    1. More like you just grab the package off the porch/end of driveway once the drone leaves it. Unless they start delivering packages on balconies, or people get to schedule the delivery so it only happens when you’re home.
      I don’t think net guns would work very reliably against shrouded rotor drones, and the net cartridge could likely cost more than whatever you’re trying to steal. An EMP device would probably be your best bet of actually knocking one down, but considering that military solutions (meant to disable large swarms at relatively high altitude) are about the size of a cargo container you’d likely need something mounted on and powered by a car, which is of course way too obvious (and expensive). Besides, if you knock a drone out of the air, it falls on its package and you risk damaging your quarry.

      1. Delivery to a balcony seems like the perfect application of this technology.

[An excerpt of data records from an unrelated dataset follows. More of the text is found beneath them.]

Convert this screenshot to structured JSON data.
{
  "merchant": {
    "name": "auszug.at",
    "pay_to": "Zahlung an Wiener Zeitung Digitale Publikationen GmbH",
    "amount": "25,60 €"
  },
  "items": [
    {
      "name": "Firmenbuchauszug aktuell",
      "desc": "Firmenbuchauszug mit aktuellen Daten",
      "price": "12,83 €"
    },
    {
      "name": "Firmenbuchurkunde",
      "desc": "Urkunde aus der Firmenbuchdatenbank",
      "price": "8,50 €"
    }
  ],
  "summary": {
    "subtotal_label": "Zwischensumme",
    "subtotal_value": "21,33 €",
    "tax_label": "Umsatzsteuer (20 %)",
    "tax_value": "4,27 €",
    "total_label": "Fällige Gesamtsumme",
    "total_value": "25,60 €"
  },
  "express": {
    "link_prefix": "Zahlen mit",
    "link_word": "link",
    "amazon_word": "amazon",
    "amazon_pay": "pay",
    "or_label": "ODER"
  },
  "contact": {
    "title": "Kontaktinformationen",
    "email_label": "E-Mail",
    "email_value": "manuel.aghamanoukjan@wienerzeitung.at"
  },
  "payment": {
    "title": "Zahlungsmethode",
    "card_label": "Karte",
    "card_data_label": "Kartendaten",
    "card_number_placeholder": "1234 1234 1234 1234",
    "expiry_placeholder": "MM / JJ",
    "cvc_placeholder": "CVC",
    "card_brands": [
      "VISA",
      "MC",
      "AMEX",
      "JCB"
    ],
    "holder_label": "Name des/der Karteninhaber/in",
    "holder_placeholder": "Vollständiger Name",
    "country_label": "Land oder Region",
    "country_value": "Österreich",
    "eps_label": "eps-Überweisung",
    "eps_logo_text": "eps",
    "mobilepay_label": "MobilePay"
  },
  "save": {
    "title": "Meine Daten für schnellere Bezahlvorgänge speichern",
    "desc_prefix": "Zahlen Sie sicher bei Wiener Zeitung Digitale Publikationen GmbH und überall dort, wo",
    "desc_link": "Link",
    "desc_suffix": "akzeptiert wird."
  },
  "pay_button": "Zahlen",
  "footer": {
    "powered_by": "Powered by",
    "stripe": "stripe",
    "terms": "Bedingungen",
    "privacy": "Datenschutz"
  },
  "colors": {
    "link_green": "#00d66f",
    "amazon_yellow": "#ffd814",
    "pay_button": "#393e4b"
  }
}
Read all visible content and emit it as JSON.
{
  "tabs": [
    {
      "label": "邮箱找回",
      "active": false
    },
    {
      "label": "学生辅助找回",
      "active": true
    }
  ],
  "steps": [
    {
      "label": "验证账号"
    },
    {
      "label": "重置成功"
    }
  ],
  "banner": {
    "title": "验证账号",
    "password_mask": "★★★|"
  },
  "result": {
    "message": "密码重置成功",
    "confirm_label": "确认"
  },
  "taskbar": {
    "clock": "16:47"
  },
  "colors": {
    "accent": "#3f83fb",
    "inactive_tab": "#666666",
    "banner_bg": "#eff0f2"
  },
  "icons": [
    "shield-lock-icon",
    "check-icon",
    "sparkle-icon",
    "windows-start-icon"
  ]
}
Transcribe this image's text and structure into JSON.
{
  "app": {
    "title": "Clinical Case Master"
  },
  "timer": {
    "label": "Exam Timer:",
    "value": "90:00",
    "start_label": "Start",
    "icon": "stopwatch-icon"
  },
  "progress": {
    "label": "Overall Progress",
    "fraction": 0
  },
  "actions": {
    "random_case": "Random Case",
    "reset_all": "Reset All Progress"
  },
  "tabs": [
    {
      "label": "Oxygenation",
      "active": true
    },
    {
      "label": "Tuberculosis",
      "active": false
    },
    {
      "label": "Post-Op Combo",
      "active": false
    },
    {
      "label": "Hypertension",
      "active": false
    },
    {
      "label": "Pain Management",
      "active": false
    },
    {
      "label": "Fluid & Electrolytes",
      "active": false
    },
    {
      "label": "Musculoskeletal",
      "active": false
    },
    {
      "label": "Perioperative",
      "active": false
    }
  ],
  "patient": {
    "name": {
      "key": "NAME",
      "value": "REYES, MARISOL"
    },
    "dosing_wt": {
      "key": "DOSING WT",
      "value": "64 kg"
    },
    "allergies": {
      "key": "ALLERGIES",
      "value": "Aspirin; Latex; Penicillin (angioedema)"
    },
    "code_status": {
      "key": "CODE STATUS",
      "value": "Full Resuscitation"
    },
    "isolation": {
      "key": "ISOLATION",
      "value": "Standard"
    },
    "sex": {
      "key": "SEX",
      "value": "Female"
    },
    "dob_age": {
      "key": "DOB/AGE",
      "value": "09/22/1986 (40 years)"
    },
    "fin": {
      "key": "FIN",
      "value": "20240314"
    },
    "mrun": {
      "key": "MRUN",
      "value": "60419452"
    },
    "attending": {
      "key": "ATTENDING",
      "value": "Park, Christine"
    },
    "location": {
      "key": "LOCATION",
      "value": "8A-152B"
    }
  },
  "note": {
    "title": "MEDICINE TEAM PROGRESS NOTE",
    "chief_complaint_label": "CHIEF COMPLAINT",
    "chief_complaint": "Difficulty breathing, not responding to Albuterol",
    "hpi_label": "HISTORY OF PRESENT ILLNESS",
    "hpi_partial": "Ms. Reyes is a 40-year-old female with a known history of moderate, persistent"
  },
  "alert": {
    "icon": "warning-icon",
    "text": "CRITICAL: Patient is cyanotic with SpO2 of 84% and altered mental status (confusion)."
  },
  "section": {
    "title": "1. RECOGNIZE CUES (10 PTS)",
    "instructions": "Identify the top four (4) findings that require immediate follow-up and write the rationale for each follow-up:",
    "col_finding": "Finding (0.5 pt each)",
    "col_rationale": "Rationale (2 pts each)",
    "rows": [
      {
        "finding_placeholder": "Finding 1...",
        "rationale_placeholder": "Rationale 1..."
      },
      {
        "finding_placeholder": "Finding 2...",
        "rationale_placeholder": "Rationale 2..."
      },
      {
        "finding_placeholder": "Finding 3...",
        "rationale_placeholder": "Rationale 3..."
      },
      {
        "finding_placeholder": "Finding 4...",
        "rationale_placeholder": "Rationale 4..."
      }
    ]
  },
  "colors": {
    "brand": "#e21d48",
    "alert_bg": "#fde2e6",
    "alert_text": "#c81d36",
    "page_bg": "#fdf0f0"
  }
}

It needs a niche, otherwise it’s just impractical.

        1. Not everyone has a balcony though.
          I think absurdly-on-demand delivery is more likely. The drones are just going to go directly from the warehouse to the drop off point, and that could be your phone’s current position as long as you’re outside.

          1. Right. Just those with drone-accessible balconies would fit that niche. Like my balcony right now has hanging sunshades at the edge so there’s no way a drone could even land there.

            I like the idea of delivery to your phone’s current location, maybe with an additional 2-factor authorization code upon receipt or something.

        2. Maybe you’d like your tp to wipe your ass too? Go get your own stuff you lazy slug

      2. I feel like there’s something more morally redeeming about stealing it while it is still technically in Amazon’s possession. Because it will count as undelivered, and ultimately avoid any loss to the recipient.

        I wonder what one of these drones is worth. Maybe drone theft is a better angle?